Ashbury Railway Carriage and Iron Co. Ltd., in the object clause of its MOA had stated that the object of the incorporation of the company was ‘to make or sell, or lend, or hire, railway carriages and waggons, and all kinds of railway plants, fittings, machinery and rolling stock; to carry on the business of the mechanical engineers and the general contractors; to purchase and sell, as merchants, timber, coal, metals, or other materials; and to buy and sell any such materials on commission, or as agents.’ The directors of the company entered into a contract with Riches, wherein a railway line was to be constructed in Belgium, and the contract was for the financing of the construction. The Clause 4 of the object clause specifically mentioned that beyond the scope of the above-mentioned clause, there was a need of a special resolution to indulge in any activity which was beyond the scope of this clause of the object clause in the MOA. However, the company superseded this requirement and agreed to give Riches the loan and financing they needed to build the railway line. The contract which was thus entered into by the company was ratified by all the members of the company. However, later on, the company reneged on their side of the deal repudiating the contract that was entered into by the company and Riches. Riches sued the company for the breach of the contract and claimed damages.
Whether the company can enter into a contract which is beyond the scope of the object clause in the MOA of the company?
Summary of Judgement
The House of Lords held that the objectives of the company as mentioned in the object clause of the company’s MOA were absolute. House of Lords, in this case, applied this same principle and held that the contract which had been entered into by the company was beyond the scope of the object clause of the MOA of the company. The House of Lords also held that by entering into the concerned contract with Riches, the company was in breach of the clauses that had been included in the constitution of the Company. The clauses that were included in the MOA did not allow the company to make a contract. Keeping this in mind, the House of Lords held that the transaction concerned here was invalid, and thus, consequentially held that the contract shall have no legal effect for the company or the Riches. The judgment resulted in a defeat for Riches to have the contract enforced since there could not be any breach. This was due to the fact that there could not have been any contract to be breached in the first place.
The judgment laid down, in this case, laid the foundation of the rule of ‘ultra vires’, which meant that the company was only allowed to do what it had been enabled to do in the object clause of the MOA. Even if in this case, if the contract which the company entered into had been included as an allowed transaction in the object clause, the same might have been allowed. The rules, however, presented a lot of problems for those who were supposed to deal with these companies. The MOA of the company is placed with the Registrar of Companies, and anyone seeking to enter into a transaction with a company would have had to access that concerned MOA from the Registrar of Companies to ensure that the company was allowed to enter into such transaction, or they would find themselves in a position where they are stuck in an unenforceable contract which would be considered as void in the eyes of the law. The situation after the decision of the Ashbury case followed a period where the ultra vires rules were avoided from being used even further.

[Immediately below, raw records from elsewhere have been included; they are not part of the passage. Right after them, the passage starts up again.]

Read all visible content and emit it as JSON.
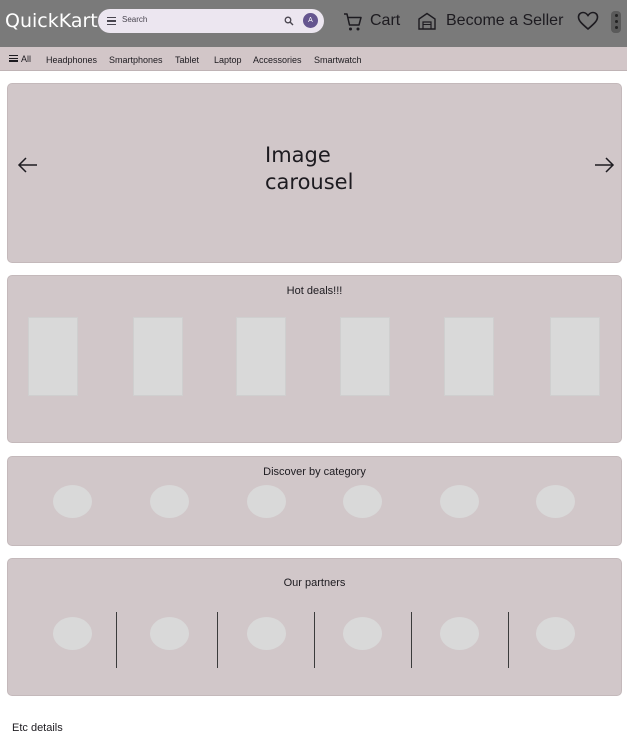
{
  "header": {
    "logo": "QuickKart",
    "search_placeholder": "Search",
    "avatar_initial": "A",
    "cart_label": "Cart",
    "seller_label": "Become a Seller"
  },
  "categories": {
    "all_label": "All",
    "items": [
      "Headphones",
      "Smartphones",
      "Tablet",
      "Laptop",
      "Accessories",
      "Smartwatch"
    ]
  },
  "carousel": {
    "label": "Image\ncarousel"
  },
  "deals": {
    "title": "Hot deals!!!"
  },
  "discover": {
    "title": "Discover by category"
  },
  "partners": {
    "title": "Our partners"
  },
  "footer": {
    "etc_label": "Etc details"
  },
  "colors": {
    "topbar": "#7a7a7a",
    "panel": "#d1c7c9",
    "placeholder": "#d9d9d9",
    "avatar": "#65558f"
  }
}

The Ashbury Railways case laid the foundation of the ultra vires rules and confined the acts of the company within the ambit of the object clause of the MOA. However, this was rendered moot to a great extent after the introduction of the changes in the Companies Act 2006, since Section 17 of the Act does not mandate any company to have a MOA. This has made this judgment rather unnecessary to be considered since this applies to all the companies incorporated under the amended Companies Act, 2006.